(Study material)

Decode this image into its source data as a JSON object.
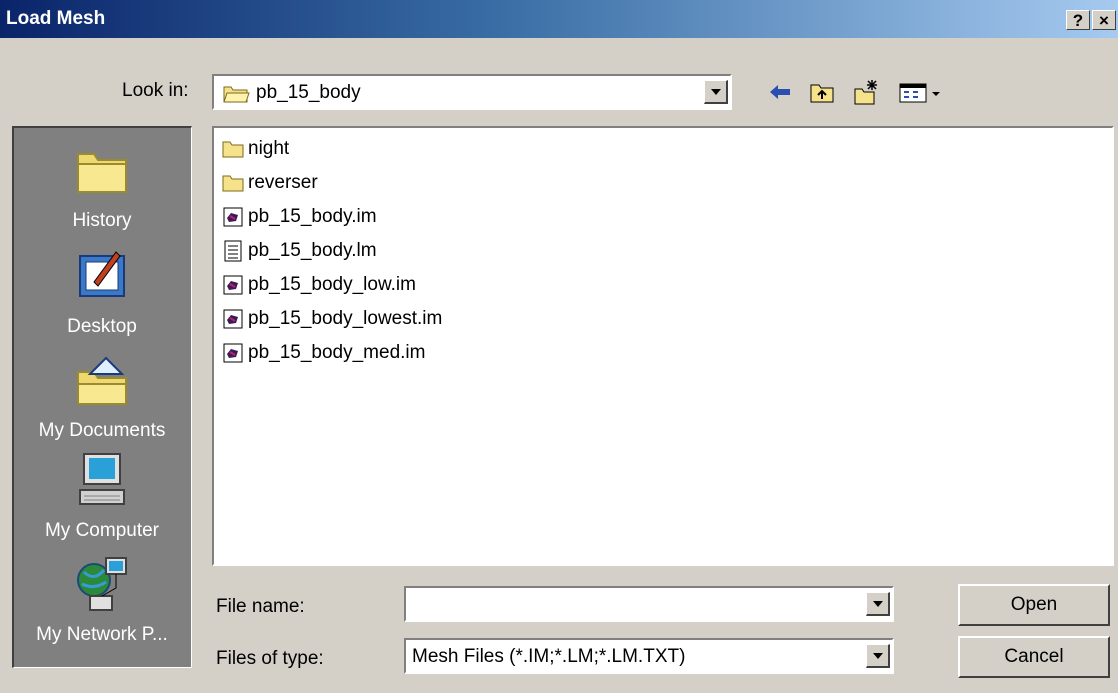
{
  "window": {
    "title": "Load Mesh",
    "help_label": "?",
    "close_label": "×"
  },
  "look_in": {
    "label": "Look in:",
    "value": "pb_15_body"
  },
  "toolbar": {
    "back": "back-icon",
    "up": "up-folder-icon",
    "new_folder": "new-folder-icon",
    "view": "view-menu-icon"
  },
  "places": [
    {
      "label": "History",
      "icon": "history-icon"
    },
    {
      "label": "Desktop",
      "icon": "desktop-icon"
    },
    {
      "label": "My Documents",
      "icon": "my-documents-icon"
    },
    {
      "label": "My Computer",
      "icon": "my-computer-icon"
    },
    {
      "label": "My Network P...",
      "icon": "network-places-icon"
    }
  ],
  "files": [
    {
      "name": "night",
      "type": "folder"
    },
    {
      "name": "reverser",
      "type": "folder"
    },
    {
      "name": "pb_15_body.im",
      "type": "mesh"
    },
    {
      "name": "pb_15_body.lm",
      "type": "text"
    },
    {
      "name": "pb_15_body_low.im",
      "type": "mesh"
    },
    {
      "name": "pb_15_body_lowest.im",
      "type": "mesh"
    },
    {
      "name": "pb_15_body_med.im",
      "type": "mesh"
    }
  ],
  "file_name": {
    "label": "File name:",
    "value": ""
  },
  "file_type": {
    "label": "Files of type:",
    "value": "Mesh Files (*.IM;*.LM;*.LM.TXT)"
  },
  "buttons": {
    "open": "Open",
    "cancel": "Cancel"
  }
}
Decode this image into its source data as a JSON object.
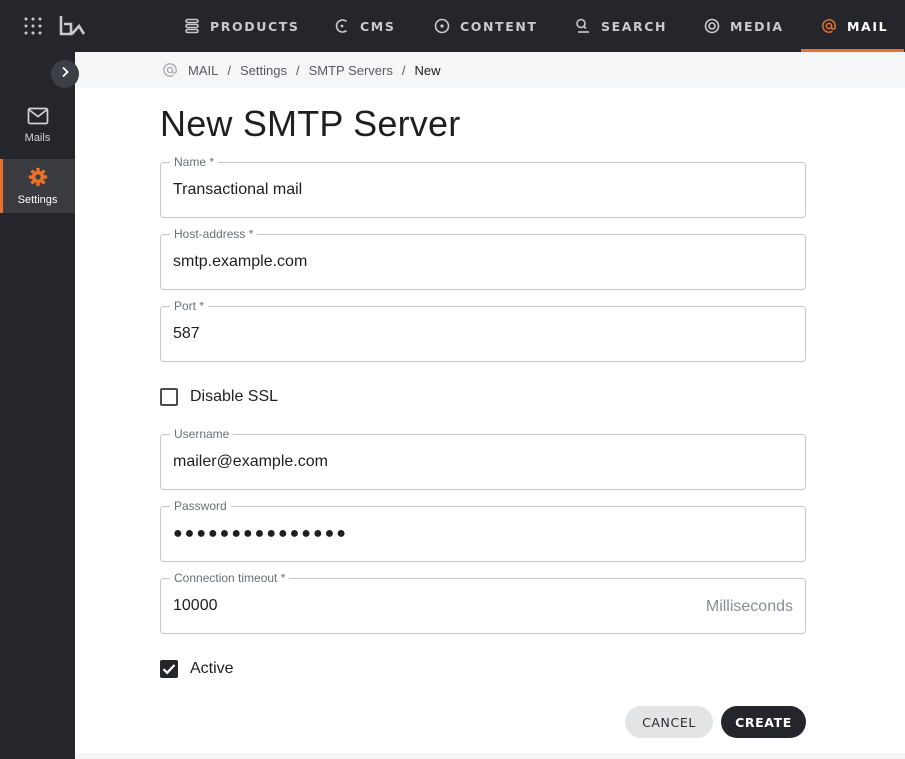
{
  "nav": {
    "items": [
      {
        "label": "PRODUCTS",
        "icon": "stack-icon"
      },
      {
        "label": "CMS",
        "icon": "cms-icon"
      },
      {
        "label": "CONTENT",
        "icon": "content-icon"
      },
      {
        "label": "SEARCH",
        "icon": "search-icon"
      },
      {
        "label": "MEDIA",
        "icon": "media-icon"
      },
      {
        "label": "MAIL",
        "icon": "at-icon",
        "active": true
      }
    ]
  },
  "sidebar": {
    "items": [
      {
        "label": "Mails",
        "icon": "mail-icon"
      },
      {
        "label": "Settings",
        "icon": "gear-icon",
        "active": true
      }
    ]
  },
  "breadcrumb": {
    "items": [
      "MAIL",
      "Settings",
      "SMTP Servers",
      "New"
    ]
  },
  "page": {
    "title": "New SMTP Server"
  },
  "form": {
    "name": {
      "label": "Name *",
      "value": "Transactional mail"
    },
    "host": {
      "label": "Host-address *",
      "value": "smtp.example.com"
    },
    "port": {
      "label": "Port *",
      "value": "587"
    },
    "disable_ssl": {
      "label": "Disable SSL",
      "checked": false
    },
    "username": {
      "label": "Username",
      "value": "mailer@example.com"
    },
    "password": {
      "label": "Password",
      "value": "●●●●●●●●●●●●●●●"
    },
    "timeout": {
      "label": "Connection timeout *",
      "value": "10000",
      "suffix": "Milliseconds"
    },
    "active": {
      "label": "Active",
      "checked": true
    }
  },
  "actions": {
    "cancel": "CANCEL",
    "create": "CREATE"
  },
  "colors": {
    "accent": "#e8712b",
    "dark": "#25262b"
  }
}
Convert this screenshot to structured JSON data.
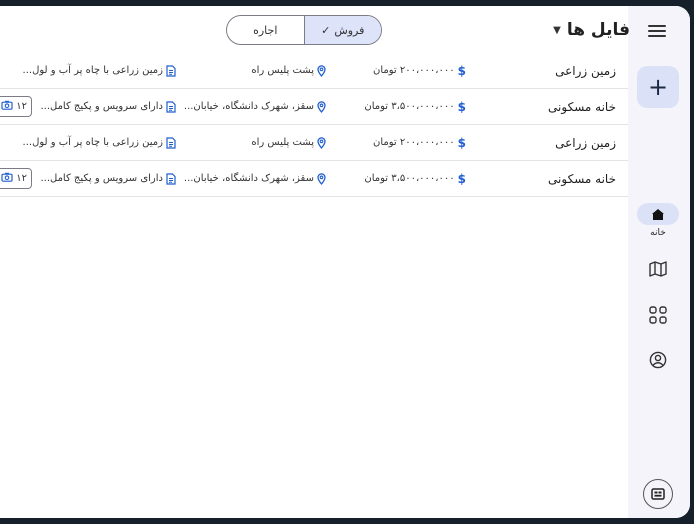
{
  "header": {
    "title": "فایل ها",
    "segments": [
      {
        "label": "فروش",
        "active": true
      },
      {
        "label": "اجاره",
        "active": false
      }
    ]
  },
  "rows": [
    {
      "type": "زمین زراعی",
      "price": "۲۰۰،۰۰۰،۰۰۰ تومان",
      "location": "پشت پلیس راه",
      "description": "زمین زراعی با چاه پر آب و لول...",
      "photos": null
    },
    {
      "type": "خانه مسکونی",
      "price": "۳،۵۰۰،۰۰۰،۰۰۰ تومان",
      "location": "سقز، شهرک دانشگاه، خیابان...",
      "description": "دارای سرویس و پکیج کامل...",
      "photos": "۱۲"
    },
    {
      "type": "زمین زراعی",
      "price": "۲۰۰،۰۰۰،۰۰۰ تومان",
      "location": "پشت پلیس راه",
      "description": "زمین زراعی با چاه پر آب و لول...",
      "photos": null
    },
    {
      "type": "خانه مسکونی",
      "price": "۳،۵۰۰،۰۰۰،۰۰۰ تومان",
      "location": "سقز، شهرک دانشگاه، خیابان...",
      "description": "دارای سرویس و پکیج کامل...",
      "photos": "۱۲"
    }
  ],
  "rail": {
    "fab_icon": "plus-icon",
    "home_label": "خانه",
    "items": [
      "home-icon",
      "map-icon",
      "apps-grid-icon",
      "account-icon"
    ],
    "bottom_icon": "keyboard-icon"
  },
  "colors": {
    "accent": "#1f5fcf",
    "active_bg": "#dbe2f8",
    "rail_bg": "#f6f4fb"
  }
}
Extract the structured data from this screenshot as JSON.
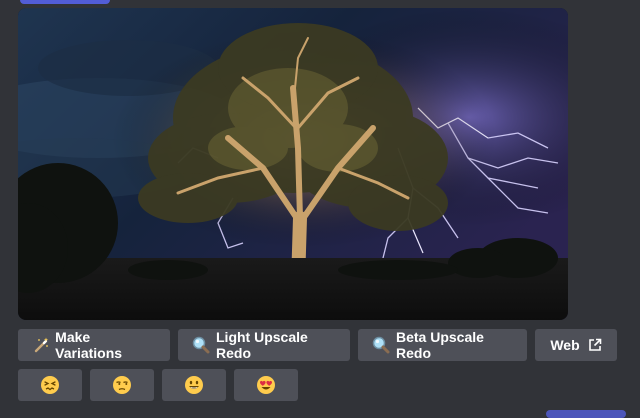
{
  "message": {
    "image": {
      "icon": "generated-image-lightning-tree"
    },
    "actions": [
      {
        "label": "Make Variations",
        "icon": "magic-wand-icon"
      },
      {
        "label": "Light Upscale Redo",
        "icon": "magnifier-icon"
      },
      {
        "label": "Beta Upscale Redo",
        "icon": "magnifier-icon"
      },
      {
        "label": "Web",
        "icon": "external-link-icon"
      }
    ],
    "reactions": [
      {
        "icon": "confounded-face-emoji"
      },
      {
        "icon": "unamused-face-emoji"
      },
      {
        "icon": "grinning-face-emoji"
      },
      {
        "icon": "heart-eyes-face-emoji"
      }
    ]
  },
  "colors": {
    "background": "#313338",
    "button": "#4e5058",
    "button_text": "#ffffff",
    "accent": "#5865f2"
  }
}
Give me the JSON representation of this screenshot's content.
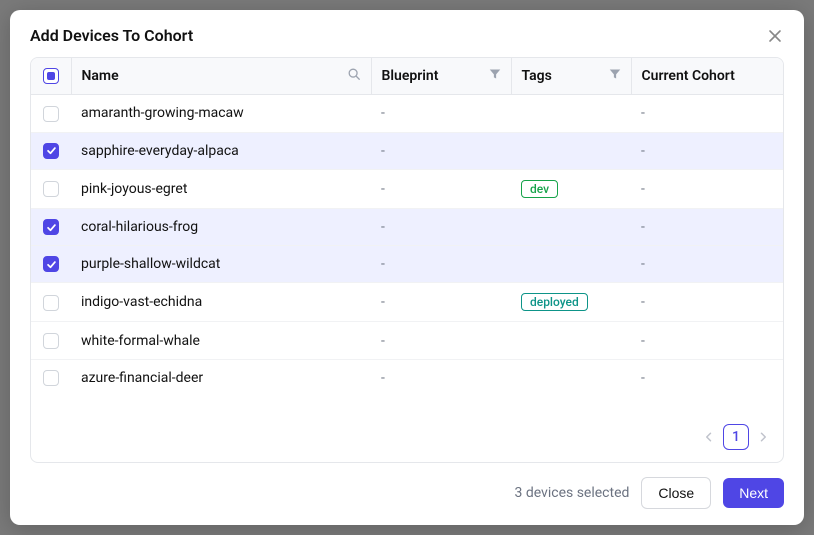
{
  "modal": {
    "title": "Add Devices To Cohort"
  },
  "columns": {
    "name": "Name",
    "blueprint": "Blueprint",
    "tags": "Tags",
    "cohort": "Current Cohort"
  },
  "rows": [
    {
      "name": "amaranth-growing-macaw",
      "blueprint": "-",
      "tags": [],
      "cohort": "-",
      "selected": false
    },
    {
      "name": "sapphire-everyday-alpaca",
      "blueprint": "-",
      "tags": [],
      "cohort": "-",
      "selected": true
    },
    {
      "name": "pink-joyous-egret",
      "blueprint": "-",
      "tags": [
        {
          "label": "dev",
          "color": "green"
        }
      ],
      "cohort": "-",
      "selected": false
    },
    {
      "name": "coral-hilarious-frog",
      "blueprint": "-",
      "tags": [],
      "cohort": "-",
      "selected": true
    },
    {
      "name": "purple-shallow-wildcat",
      "blueprint": "-",
      "tags": [],
      "cohort": "-",
      "selected": true
    },
    {
      "name": "indigo-vast-echidna",
      "blueprint": "-",
      "tags": [
        {
          "label": "deployed",
          "color": "teal"
        }
      ],
      "cohort": "-",
      "selected": false
    },
    {
      "name": "white-formal-whale",
      "blueprint": "-",
      "tags": [],
      "cohort": "-",
      "selected": false
    },
    {
      "name": "azure-financial-deer",
      "blueprint": "-",
      "tags": [],
      "cohort": "-",
      "selected": false
    }
  ],
  "pagination": {
    "current": "1"
  },
  "footer": {
    "selected_text": "3 devices selected",
    "close_label": "Close",
    "next_label": "Next"
  }
}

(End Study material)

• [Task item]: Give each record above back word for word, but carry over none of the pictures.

• [Task result]:
Decode this image into its source data as a JSON object.
{
  "window": {
    "title": "Load Mesh",
    "help_label": "?",
    "close_label": "×"
  },
  "look_in": {
    "label": "Look in:",
    "value": "pb_15_body"
  },
  "toolbar": {
    "back": "back-icon",
    "up": "up-folder-icon",
    "new_folder": "new-folder-icon",
    "view": "view-menu-icon"
  },
  "places": [
    {
      "label": "History",
      "icon": "history-icon"
    },
    {
      "label": "Desktop",
      "icon": "desktop-icon"
    },
    {
      "label": "My Documents",
      "icon": "my-documents-icon"
    },
    {
      "label": "My Computer",
      "icon": "my-computer-icon"
    },
    {
      "label": "My Network P...",
      "icon": "network-places-icon"
    }
  ],
  "files": [
    {
      "name": "night",
      "type": "folder"
    },
    {
      "name": "reverser",
      "type": "folder"
    },
    {
      "name": "pb_15_body.im",
      "type": "mesh"
    },
    {
      "name": "pb_15_body.lm",
      "type": "text"
    },
    {
      "name": "pb_15_body_low.im",
      "type": "mesh"
    },
    {
      "name": "pb_15_body_lowest.im",
      "type": "mesh"
    },
    {
      "name": "pb_15_body_med.im",
      "type": "mesh"
    }
  ],
  "file_name": {
    "label": "File name:",
    "value": ""
  },
  "file_type": {
    "label": "Files of type:",
    "value": "Mesh Files (*.IM;*.LM;*.LM.TXT)"
  },
  "buttons": {
    "open": "Open",
    "cancel": "Cancel"
  }
}
Decode this image into its source data as a JSON object.
{
  "nav": {
    "items": [
      {
        "label": "PRODUCTS",
        "icon": "stack-icon"
      },
      {
        "label": "CMS",
        "icon": "cms-icon"
      },
      {
        "label": "CONTENT",
        "icon": "content-icon"
      },
      {
        "label": "SEARCH",
        "icon": "search-icon"
      },
      {
        "label": "MEDIA",
        "icon": "media-icon"
      },
      {
        "label": "MAIL",
        "icon": "at-icon",
        "active": true
      }
    ]
  },
  "sidebar": {
    "items": [
      {
        "label": "Mails",
        "icon": "mail-icon"
      },
      {
        "label": "Settings",
        "icon": "gear-icon",
        "active": true
      }
    ]
  },
  "breadcrumb": {
    "items": [
      "MAIL",
      "Settings",
      "SMTP Servers",
      "New"
    ]
  },
  "page": {
    "title": "New SMTP Server"
  },
  "form": {
    "name": {
      "label": "Name *",
      "value": "Transactional mail"
    },
    "host": {
      "label": "Host-address *",
      "value": "smtp.example.com"
    },
    "port": {
      "label": "Port *",
      "value": "587"
    },
    "disable_ssl": {
      "label": "Disable SSL",
      "checked": false
    },
    "username": {
      "label": "Username",
      "value": "mailer@example.com"
    },
    "password": {
      "label": "Password",
      "value": "●●●●●●●●●●●●●●●"
    },
    "timeout": {
      "label": "Connection timeout *",
      "value": "10000",
      "suffix": "Milliseconds"
    },
    "active": {
      "label": "Active",
      "checked": true
    }
  },
  "actions": {
    "cancel": "CANCEL",
    "create": "CREATE"
  },
  "colors": {
    "accent": "#e8712b",
    "dark": "#25262b"
  }
}
Convert this screenshot to structured JSON data.
{
  "header": {
    "title": "فایل ها",
    "segments": [
      {
        "label": "فروش",
        "active": true
      },
      {
        "label": "اجاره",
        "active": false
      }
    ]
  },
  "rows": [
    {
      "type": "زمین زراعی",
      "price": "۲۰۰،۰۰۰،۰۰۰ تومان",
      "location": "پشت پلیس راه",
      "description": "زمین زراعی با چاه پر آب و لول...",
      "photos": null
    },
    {
      "type": "خانه مسکونی",
      "price": "۳،۵۰۰،۰۰۰،۰۰۰ تومان",
      "location": "سقز، شهرک دانشگاه، خیابان...",
      "description": "دارای سرویس و پکیج کامل...",
      "photos": "۱۲"
    },
    {
      "type": "زمین زراعی",
      "price": "۲۰۰،۰۰۰،۰۰۰ تومان",
      "location": "پشت پلیس راه",
      "description": "زمین زراعی با چاه پر آب و لول...",
      "photos": null
    },
    {
      "type": "خانه مسکونی",
      "price": "۳،۵۰۰،۰۰۰،۰۰۰ تومان",
      "location": "سقز، شهرک دانشگاه، خیابان...",
      "description": "دارای سرویس و پکیج کامل...",
      "photos": "۱۲"
    }
  ],
  "rail": {
    "fab_icon": "plus-icon",
    "home_label": "خانه",
    "items": [
      "home-icon",
      "map-icon",
      "apps-grid-icon",
      "account-icon"
    ],
    "bottom_icon": "keyboard-icon"
  },
  "colors": {
    "accent": "#1f5fcf",
    "active_bg": "#dbe2f8",
    "rail_bg": "#f6f4fb"
  }
}
Extract the structured data from this screenshot as JSON.
{
  "message": {
    "image": {
      "icon": "generated-image-lightning-tree"
    },
    "actions": [
      {
        "label": "Make Variations",
        "icon": "magic-wand-icon"
      },
      {
        "label": "Light Upscale Redo",
        "icon": "magnifier-icon"
      },
      {
        "label": "Beta Upscale Redo",
        "icon": "magnifier-icon"
      },
      {
        "label": "Web",
        "icon": "external-link-icon"
      }
    ],
    "reactions": [
      {
        "icon": "confounded-face-emoji"
      },
      {
        "icon": "unamused-face-emoji"
      },
      {
        "icon": "grinning-face-emoji"
      },
      {
        "icon": "heart-eyes-face-emoji"
      }
    ]
  },
  "colors": {
    "background": "#313338",
    "button": "#4e5058",
    "button_text": "#ffffff",
    "accent": "#5865f2"
  }
}
Give me the JSON representation of this screenshot's content.
{
  "modal": {
    "title": "Add Devices To Cohort"
  },
  "columns": {
    "name": "Name",
    "blueprint": "Blueprint",
    "tags": "Tags",
    "cohort": "Current Cohort"
  },
  "rows": [
    {
      "name": "amaranth-growing-macaw",
      "blueprint": "-",
      "tags": [],
      "cohort": "-",
      "selected": false
    },
    {
      "name": "sapphire-everyday-alpaca",
      "blueprint": "-",
      "tags": [],
      "cohort": "-",
      "selected": true
    },
    {
      "name": "pink-joyous-egret",
      "blueprint": "-",
      "tags": [
        {
          "label": "dev",
          "color": "green"
        }
      ],
      "cohort": "-",
      "selected": false
    },
    {
      "name": "coral-hilarious-frog",
      "blueprint": "-",
      "tags": [],
      "cohort": "-",
      "selected": true
    },
    {
      "name": "purple-shallow-wildcat",
      "blueprint": "-",
      "tags": [],
      "cohort": "-",
      "selected": true
    },
    {
      "name": "indigo-vast-echidna",
      "blueprint": "-",
      "tags": [
        {
          "label": "deployed",
          "color": "teal"
        }
      ],
      "cohort": "-",
      "selected": false
    },
    {
      "name": "white-formal-whale",
      "blueprint": "-",
      "tags": [],
      "cohort": "-",
      "selected": false
    },
    {
      "name": "azure-financial-deer",
      "blueprint": "-",
      "tags": [],
      "cohort": "-",
      "selected": false
    }
  ],
  "pagination": {
    "current": "1"
  },
  "footer": {
    "selected_text": "3 devices selected",
    "close_label": "Close",
    "next_label": "Next"
  }
}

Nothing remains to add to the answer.